It was the Sunday immediately following Vacation Bible School and I was elated that a church of 300 had hosted 440 kids for a week of turning their eyes and hearts toward Jesus. Not once, not twice, but three times that morning members of the church approached me with the same questions: How many kids were saved this week? And, how many new families do you think we’ll see begin attending? My answers were: none that I know of … yet, and none that I know of … yet. A week that was absolutely thrilling to me was obviously disappointing to others.
What had gone wrong? Very simply, the objective of our VBS had not been communicated adequately. Those in on planning VBS were aware that our goal was to have four kids attend who knew nothing about the Lord for every one child who we regularly saw. We exceeded that goal! Our objective was that every child who attended: (1) felt safe and had their needs met, (2) realized that this was a place where kids were understood and respected, and (3) had a new relationship with someone who knew their name and shared God’s love with them. Four out of five kids attending were hearing about God, His Son Jesus, and the Word of God for the first time in their lives. We felt that any child’s life-changing salvation experience needs to be made on a solid foundation, and we didn’t feel that one short week of introducing Jesus as Savior was enough to time to do that. Every single activity, game, craft, snack, and skit, though, was tightly connected to the Word of God and that’s how we poured the wet cement that we hoped would be the foundation for a life-changing experience someday.
To experience a win, you first have to know what the win is. You have to know what your objectives are—what you want kids to understand in their hearts when they leave. That objective is determined by your answers to five questions. There are no right or wrong answers, but the answers that you come up with are instrumental in clarifying your objective … and your WIN.
Are you targeting a special group of kids?

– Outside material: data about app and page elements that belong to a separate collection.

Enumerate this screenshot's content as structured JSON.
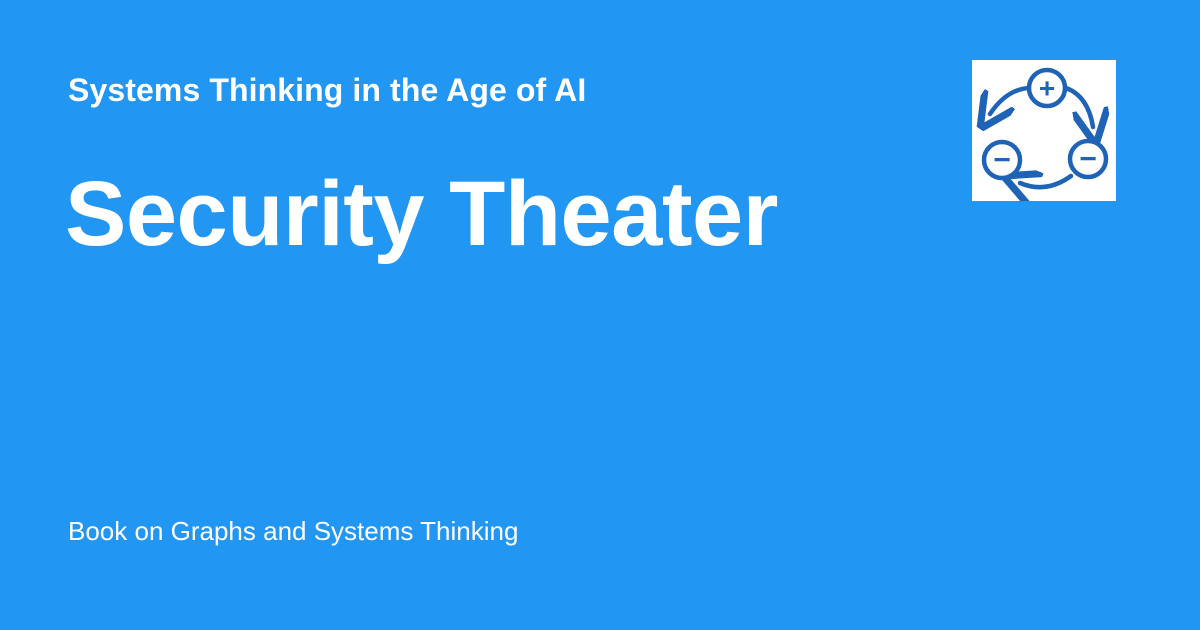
{
  "header": {
    "series_title": "Systems Thinking in the Age of AI"
  },
  "main": {
    "title": "Security Theater"
  },
  "footer": {
    "book_label": "Book on Graphs and Systems Thinking"
  },
  "logo": {
    "icon": "feedback-loop-icon",
    "nodes": [
      "+",
      "−",
      "−"
    ],
    "color": "#1e63b5"
  },
  "colors": {
    "background": "#2196f3",
    "text": "#ffffff",
    "logo_background": "#ffffff"
  }
}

You may have a special group of kids your program applies to—girls, physically handicapped, soccer players, kids with musical talent, specific neighborhoods, etc. If you’re doing a sports program, then kids who are really interested in sports will be drawn to it. Put resources into advertising at the ballpark and through coaches. Your VBS may really want to connect with kids who are in day care centers throughout the summer. You’ll need to think through special permission, transportation, and how you can reach these working parents.
What age span is the program/event (VBS) for?
Set your age span or grade level … then, stick to it. Create activities, games, crafts, and music that hit that sweet spot age group. Beforehand, make sure you know exactly what this age span/grade level means. Will this include kids coming out of or going into that grade? Will workers be able to enroll their child, even though they’re not in that age group? With every exception, you will be weakening your focus and a chance for a strong win. If your VBS is for preschoolers and kindergartners, then permitting a second grade worker’s child to attend is likely to cause a disruption—simply because the activities are not age-appropriate for this one child.
Where are the children developmentally?
Are the children you are targeting on the high end of development or are they more challenged developmentally? Perhaps, your target group is preschoolers who have well-developed fine motor skills and are early readers. The activities you design for them will be different from a target group of children who have had little attention and instruction from adults.
What socioeconomic group are the children in?
Before deciding whether there will be a charge for VBS, a heavy emphasis on giving to a mission project, or a request for supplies, equipment, or uniforms, take time to determine the socioeconomic group your target set is in. You don’t want finances to become a barrier that will hinder you reaching your objective.
Where is the target group spiritually?
This is where many churches get off track. If your target group for VBS is the kids who attend your church regularly, then, more than likely, you can push them pretty strongly to take major spiritual steps. But, if your target group is kids who have never heard about Jesus, who have never held a Bible, and who have never sung a worship song, then the way you conduct VBS has to be totally different. You’ll need to help your workers understand that your church building is a foreign—even alien—to the kids, and it’s a HUGE step for them to even venture out to see what’s inside. It’s time to handle these kids with great care. You will not be able to assume that they know what a book of the Bible or the numbers for chapter and verse mean. They will not understand the meaning of “Savior” or “Lord”, so that means nothing when you ask for a salvation decision. You’ll need to go back to very basics. Force yourself to look at every piece of your program through the eyes of a child who is experiencing this for the very first time.
Answering these five questions will give you the basis for articulating the objective of your program, event, or Vacation Bible School. Know that objective, communicate that objective with your team and with the church, and when you’re soaking your feet after it’s all over, you’ll be able to truthfully ascertain if it was a WIN.